This letter to the Philippians is my favorite book in the Bible. It is written by Paul to his beloved congregation in Philippi, a pastor’s letter to a group of friends and colleagues. Sounds good so far, right? Except, by now, Pastor Paul is in prison, in Rome, where he will die, in a few months, in a year or two. We don’t quite know, but he apparently died in Rome, executed by the Roman authorities.
How, I wonder, can he be so cheerful? Rejoice, he says. How can he be rejoicing when he is about to die because he loves Jesus? But he says, Rejoice, again and again. He says, don’t worry about anything. Just trust God.
I want to say, “Pastor Paul, do you know what you are talking about? Of course we are worried about lot of things. There’s a lot going on in our lives, in our church, in our community, in our nation, in the world. Aren’t you paying attention? Between the bills and the hurricanes and the possibility of another war, there is a lot to be worried about.”
But Pastor Paul, if he were writing today to St John Lutheran Church, would have no concern about our fears, our worries. Instead, he would be telling us to pay attention to how we treat others. He would say, “Find a way to agree with each other, because it’s what Jesus wants. Remember all that you have done together in ministry, in Jesus’ name. Focus on the good things, whatever is true, honorable, just, and pleasing to God. Focus on those things in your relationships with each other and you will know God’s peace.”
Many times, we have experiences or events in our lives that begin with grief and distress that later become cause for rejoicing. That’s the way God works.
… Norris and Susan and I were in Orlando for Synod Assembly this past week. We heard lots of stories of congregations and ministries, from the speakers and at tables over meals. These stories are about rejoicing despite crummy situations. Here are some of them.
There is a lot of bad press about the youth of today. They do this or that, they don’t do this or that. But we were all rejoicing one afternoon when thirteen young got themselves excused from school to attend the Assembly. They all took a turn saying what being at the Assembly meant to them. Their answers were all different, but all said how much they were learning, and how they felt valued by being invited to fully participate in the Assembly. Of course, the youth also rejoiced in being fed chips and soft drinks every evening.
… When we – the Florida Bahamas Synod – were gathered last year in Assembly, we learned of the mass shooting at the Pulse Night Club. At this Assembly, three chaplains spoke about that night. Gathered with family members at a nearby hotel, the chaplains waited with them for news. What had happened? Whose child was alive? Whose child was injured? Whose sibling was lying dead on the floor?
You may remember the event. The Pulse was a popular club. Many who went there often were gay or lesbian or transgender. Some were single women who felt safe there; no one would try to assault them there.
As they waited, some other pastors and chaplains arrived at the hotel. They came carrying large Bibles and an attitude about the young people who frequented the Pulse. The Lutheran pastors made it clear that they were there to minister to all the families, without judgment. The people in the room were hurting. Many families were just in that moment learning that their children were homosexual. They didn’t need to hear that their children were sinners who would never see the face of God. They needed to hear that God loved them and their children, and that Jesus wept with them and cared about their pain.

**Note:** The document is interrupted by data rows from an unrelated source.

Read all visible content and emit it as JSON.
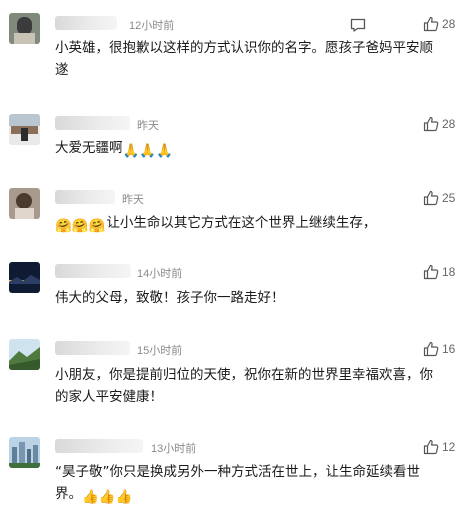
{
  "comments": [
    {
      "time": "12小时前",
      "likes": "28",
      "text": "小英雄，很抱歉以这样的方式认识你的名字。愿孩子爸妈平安顺遂",
      "emoji": "",
      "has_reply": true
    },
    {
      "time": "昨天",
      "likes": "28",
      "text": "大爱无疆啊",
      "emoji": "🙏🙏🙏",
      "has_reply": false
    },
    {
      "time": "昨天",
      "likes": "25",
      "text": "让小生命以其它方式在这个世界上继续生存，",
      "emoji_prefix": "🤗🤗🤗",
      "has_reply": false
    },
    {
      "time": "14小时前",
      "likes": "18",
      "text": "伟大的父母，致敬！孩子你一路走好！",
      "has_reply": false
    },
    {
      "time": "15小时前",
      "likes": "16",
      "text": "小朋友，你是提前归位的天使，祝你在新的世界里幸福欢喜，你的家人平安健康！",
      "has_reply": false
    },
    {
      "time": "13小时前",
      "likes": "12",
      "text": "“昊子敬”你只是换成另外一种方式活在世上，让生命延续看世界。",
      "emoji": "👍👍👍",
      "has_reply": false
    }
  ],
  "icons": {
    "reply": "comment-icon",
    "like": "thumbs-up-icon"
  },
  "colors": {
    "text": "#1a1a1a",
    "meta": "#8a8a8a",
    "icon": "#555555"
  }
}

I wept as I heard the chaplains tell the story. And I rejoiced that they – and we Lutherans through them – were there that horrible night bring Jesus to hurting families.
… We elected a new Bishop at this assembly, and it is cause for rejoicing. There are many reasons for Latino and Latina people to be fearful. They are often arrested simply because their skin is brown, or because they live in Miami.
Pedro Suarez is from Venezuela, and many parts of the US. He is a trained mission developer and redeveloper. At first, I simply wanted to hear a different voice, a different perspective on ministry in Florida than that told by white male pastors. So, I voted for him.
As we got to know him, I realized I was supporting him not because of his different heritage but because I believed he is the best candidate of the group. The others were all good, but Pedro stood out as the right person for the Synod at this time. When I was standing in line to congratulate him, I heard people say, “We have changed the church in Florida today.” I and many others are rejoicing in this election.
… There is much to fear in our world these days. There is much that is not right, not just, not honorable, not pleasing to God. We could dwell on the bad news, in the world, or in our personal lives.
Or we can rejoice in what is good, what is honorable and pleasing to God. I hope you will pay attention this week and find some things worthy of rejoicing.
Please pray with me. God of hope, lead us to see the world through your eyes. Help us recognize those who are hurting, and offer to ease their pain in some way. Help us also to notice those reasons for rejoicing and take time to celebrate. Amen